Historical data is one of the best tools we have for estimating when the conditions will be right to plant. We can look at previous planting dates to have a good estimate of when to be ready, but another useful piece of information is the average date on which the last frost occurs in your area.
The map below shows the 10-year average of the last spring frost date across the U.S., which we computed using data from over 50,000 weather stations.
Based on this data, we can see that in a number of southern states, such as Texas, Arkansas and Mississippi, for example, there is typically no concerns of a frost after mid to late March. In the northern plains states, however, a frost can occur in late spring, or even in the early summer. The blank (white) locations in the map above indicate that there was no frost at all in at least 5 years from 2009 to 2018.
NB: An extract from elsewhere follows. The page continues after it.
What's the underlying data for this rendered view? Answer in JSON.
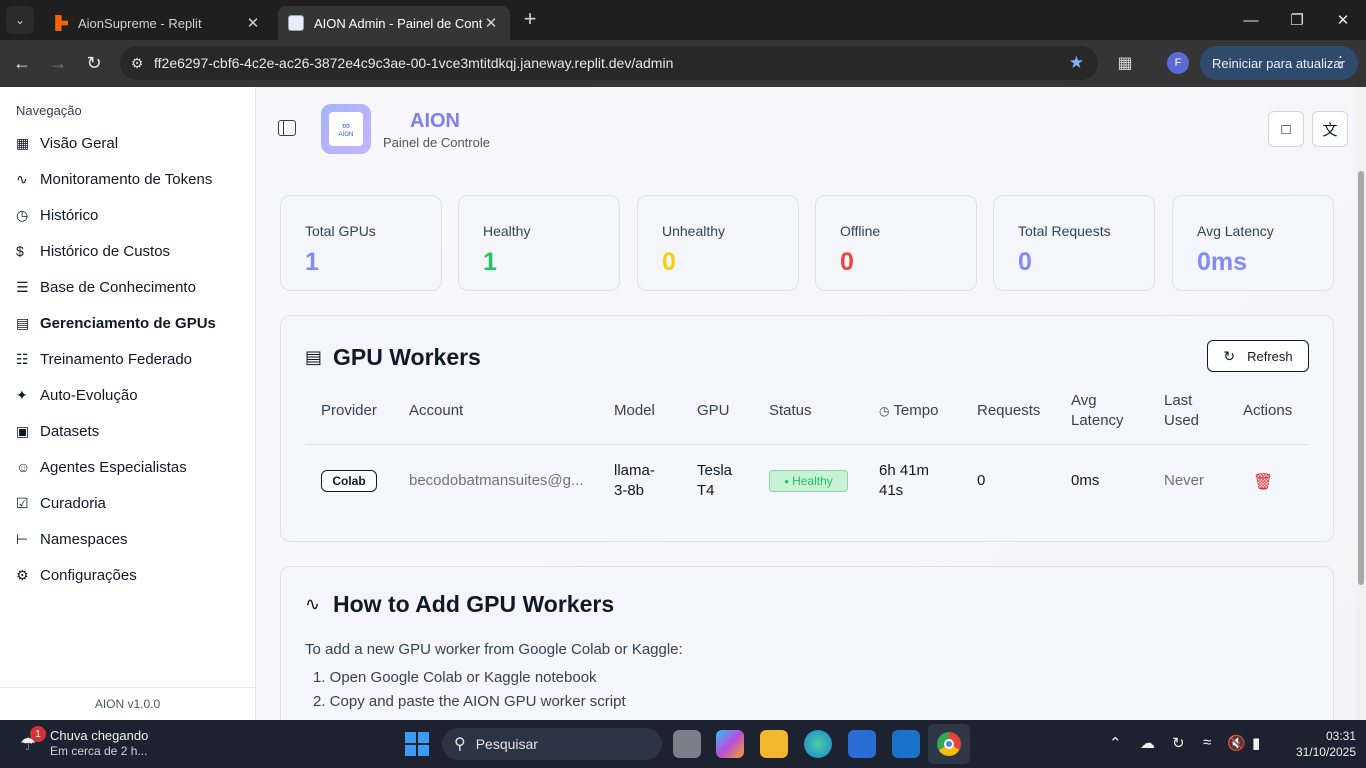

What to remember about frost damage in corn and soybeans
Corn generally keeps its growing point below ground until it reaches the 5-leaf collar stage, so it is somewhat protected from above ground frost. However, if temperatures stay below 28 degrees F for more than a few hours, even the growing point that is protected by soil can be damaged. Soybeans are more susceptible to frost damage because their growing point emerges as soon as the crop does.
The most important thing to do if your crop gets hit by a late frost is to give it a few days to see if the crop can recover. As long as the growing point survives, you may lose some leaves, but your crop may maintain its yield potential.